Records excerpted from a collection
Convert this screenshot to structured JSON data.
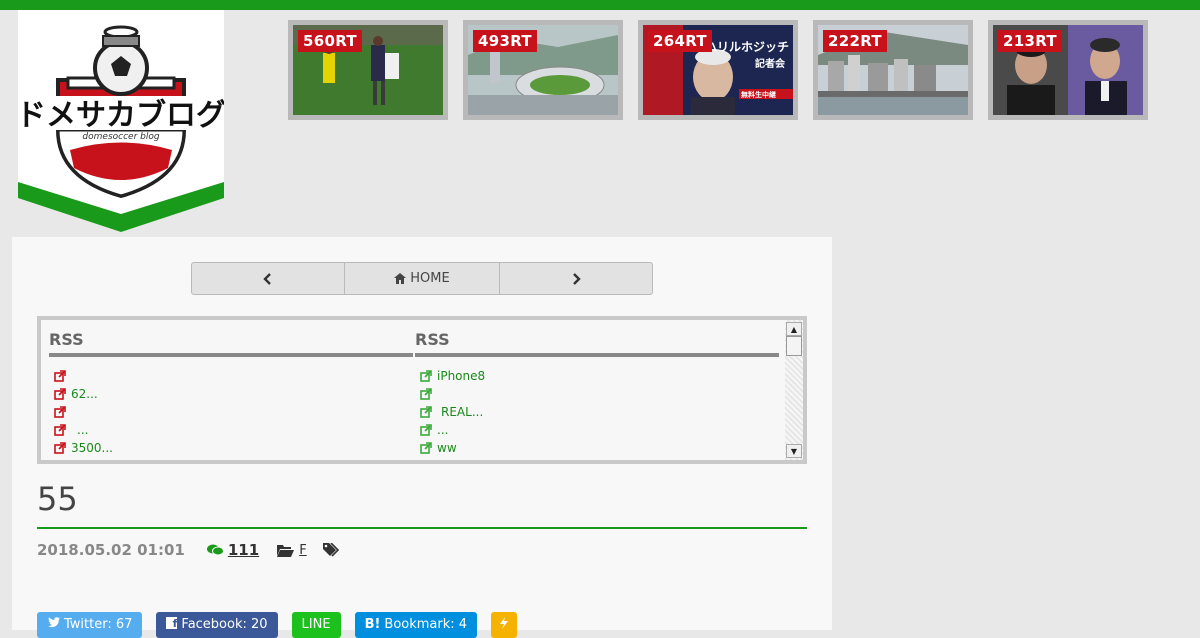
{
  "colors": {
    "accent_green": "#1a9a1a",
    "badge_red": "#c8121b"
  },
  "logo": {
    "alt_text": "ドメサカブログ",
    "subtitle": "domesoccer blog"
  },
  "ranking": [
    {
      "count": "560RT",
      "image": "soccer-match-photo"
    },
    {
      "count": "493RT",
      "image": "stadium-rendering"
    },
    {
      "count": "264RT",
      "image": "press-conference-photo",
      "overlay_text": "ハリルホジッチ",
      "overlay_sub": "記者会",
      "live_label": "無料生中継"
    },
    {
      "count": "222RT",
      "image": "city-waterfront-photo"
    },
    {
      "count": "213RT",
      "image": "coaches-photo"
    }
  ],
  "nav": {
    "prev_icon": "chevron-left",
    "home_label": "HOME",
    "next_icon": "chevron-right"
  },
  "rss": {
    "left": {
      "header": "RSS",
      "items": [
        "",
        "62...",
        "",
        "...",
        "3500..."
      ]
    },
    "right": {
      "header": "RSS",
      "items": [
        "iPhone8",
        "",
        "REAL...",
        "...",
        "ww"
      ]
    }
  },
  "article": {
    "title": "55",
    "date": "2018.05.02 01:01",
    "comments": "111",
    "category": "F"
  },
  "share": {
    "twitter": "Twitter: 67",
    "facebook": "Facebook: 20",
    "line": "LINE",
    "hatena_icon": "B!",
    "hatena": "Bookmark: 4"
  }
}
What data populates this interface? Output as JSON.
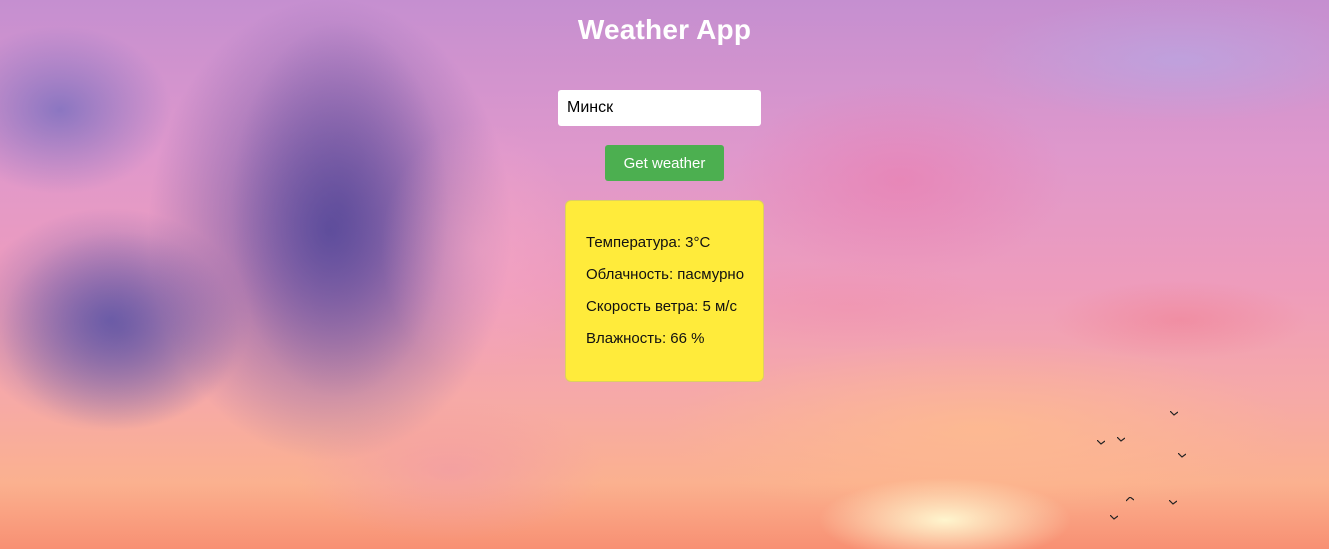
{
  "app": {
    "title": "Weather App"
  },
  "search": {
    "value": "Минск"
  },
  "actions": {
    "get_weather_label": "Get weather"
  },
  "weather": {
    "temperature": "Температура: 3°C",
    "cloudiness": "Облачность: пасмурно",
    "wind_speed": "Скорость ветра: 5 м/с",
    "humidity": "Влажность: 66 %"
  },
  "colors": {
    "button": "#4caf50",
    "card": "#ffeb3b",
    "title": "#ffffff"
  },
  "background": {
    "description_icon": "sunset-sky-with-clouds-and-birds"
  }
}
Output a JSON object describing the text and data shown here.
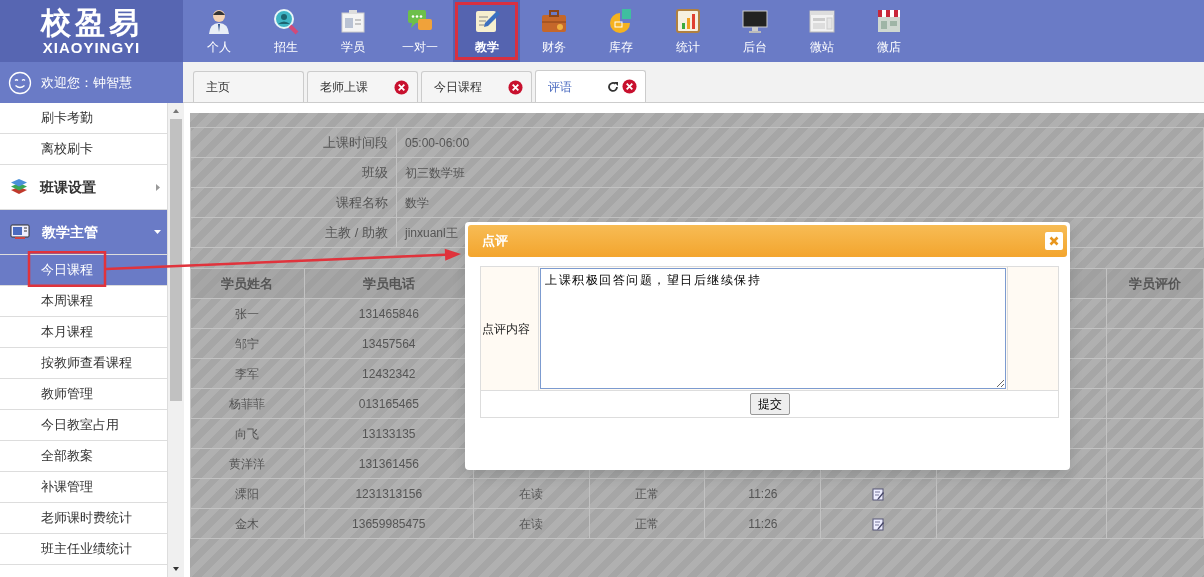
{
  "logo": {
    "title": "校盈易",
    "subtitle": "XIAOYINGYI"
  },
  "nav": [
    {
      "label": "个人",
      "selected": false
    },
    {
      "label": "招生",
      "selected": false
    },
    {
      "label": "学员",
      "selected": false
    },
    {
      "label": "一对一",
      "selected": false
    },
    {
      "label": "教学",
      "selected": true
    },
    {
      "label": "财务",
      "selected": false
    },
    {
      "label": "库存",
      "selected": false
    },
    {
      "label": "统计",
      "selected": false
    },
    {
      "label": "后台",
      "selected": false
    },
    {
      "label": "微站",
      "selected": false
    },
    {
      "label": "微店",
      "selected": false
    }
  ],
  "welcome": "欢迎您：钟智慧",
  "tabs": [
    {
      "label": "主页",
      "selected": false,
      "closable": false,
      "refresh": false
    },
    {
      "label": "老师上课",
      "selected": false,
      "closable": true,
      "refresh": false
    },
    {
      "label": "今日课程",
      "selected": false,
      "closable": true,
      "refresh": false
    },
    {
      "label": "评语",
      "selected": true,
      "closable": true,
      "refresh": true
    }
  ],
  "sidebar": {
    "items": [
      {
        "kind": "link",
        "label": "刷卡考勤",
        "selected": false
      },
      {
        "kind": "link",
        "label": "离校刷卡",
        "selected": false
      },
      {
        "kind": "group",
        "label": "班课设置",
        "expanded": false
      },
      {
        "kind": "group",
        "label": "教学主管",
        "expanded": true,
        "children": [
          {
            "kind": "link",
            "label": "今日课程",
            "selected": true
          },
          {
            "kind": "link",
            "label": "本周课程",
            "selected": false
          },
          {
            "kind": "link",
            "label": "本月课程",
            "selected": false
          },
          {
            "kind": "link",
            "label": "按教师查看课程",
            "selected": false
          },
          {
            "kind": "link",
            "label": "教师管理",
            "selected": false
          },
          {
            "kind": "link",
            "label": "今日教室占用",
            "selected": false
          },
          {
            "kind": "link",
            "label": "全部教案",
            "selected": false
          },
          {
            "kind": "link",
            "label": "补课管理",
            "selected": false
          },
          {
            "kind": "link",
            "label": "老师课时费统计",
            "selected": false
          },
          {
            "kind": "link",
            "label": "班主任业绩统计",
            "selected": false
          }
        ]
      }
    ]
  },
  "lesson_info": [
    {
      "label": "上课时间段",
      "value": "05:00-06:00"
    },
    {
      "label": "班级",
      "value": "初三数学班"
    },
    {
      "label": "课程名称",
      "value": "数学"
    },
    {
      "label": "主教 / 助教",
      "value": "jinxuanl王"
    }
  ],
  "students": {
    "columns": [
      "学员姓名",
      "学员电话"
    ],
    "last_column": "学员评价",
    "rows": [
      {
        "cells": [
          "张一",
          "131465846"
        ]
      },
      {
        "cells": [
          "邹宁",
          "13457564"
        ]
      },
      {
        "cells": [
          "李军",
          "12432342"
        ]
      },
      {
        "cells": [
          "杨菲菲",
          "013165465"
        ]
      },
      {
        "cells": [
          "向飞",
          "13133135"
        ]
      },
      {
        "cells": [
          "黄洋洋",
          "131361456"
        ]
      },
      {
        "cells": [
          "溧阳",
          "1231313156",
          "在读",
          "正常",
          "11:26"
        ],
        "edit": true
      },
      {
        "cells": [
          "金木",
          "13659985475",
          "在读",
          "正常",
          "11:26"
        ],
        "edit": true
      }
    ]
  },
  "dialog": {
    "title": "点评",
    "field_label": "点评内容",
    "value": "上课积极回答问题，望日后继续保持",
    "submit": "提交"
  }
}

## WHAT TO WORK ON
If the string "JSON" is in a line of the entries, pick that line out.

## RESPONSE AREA
Convert this screenshot to structured JSON data.
What data populates this interface? Output as JSON.
Output a JSON object describing the text and data shown here.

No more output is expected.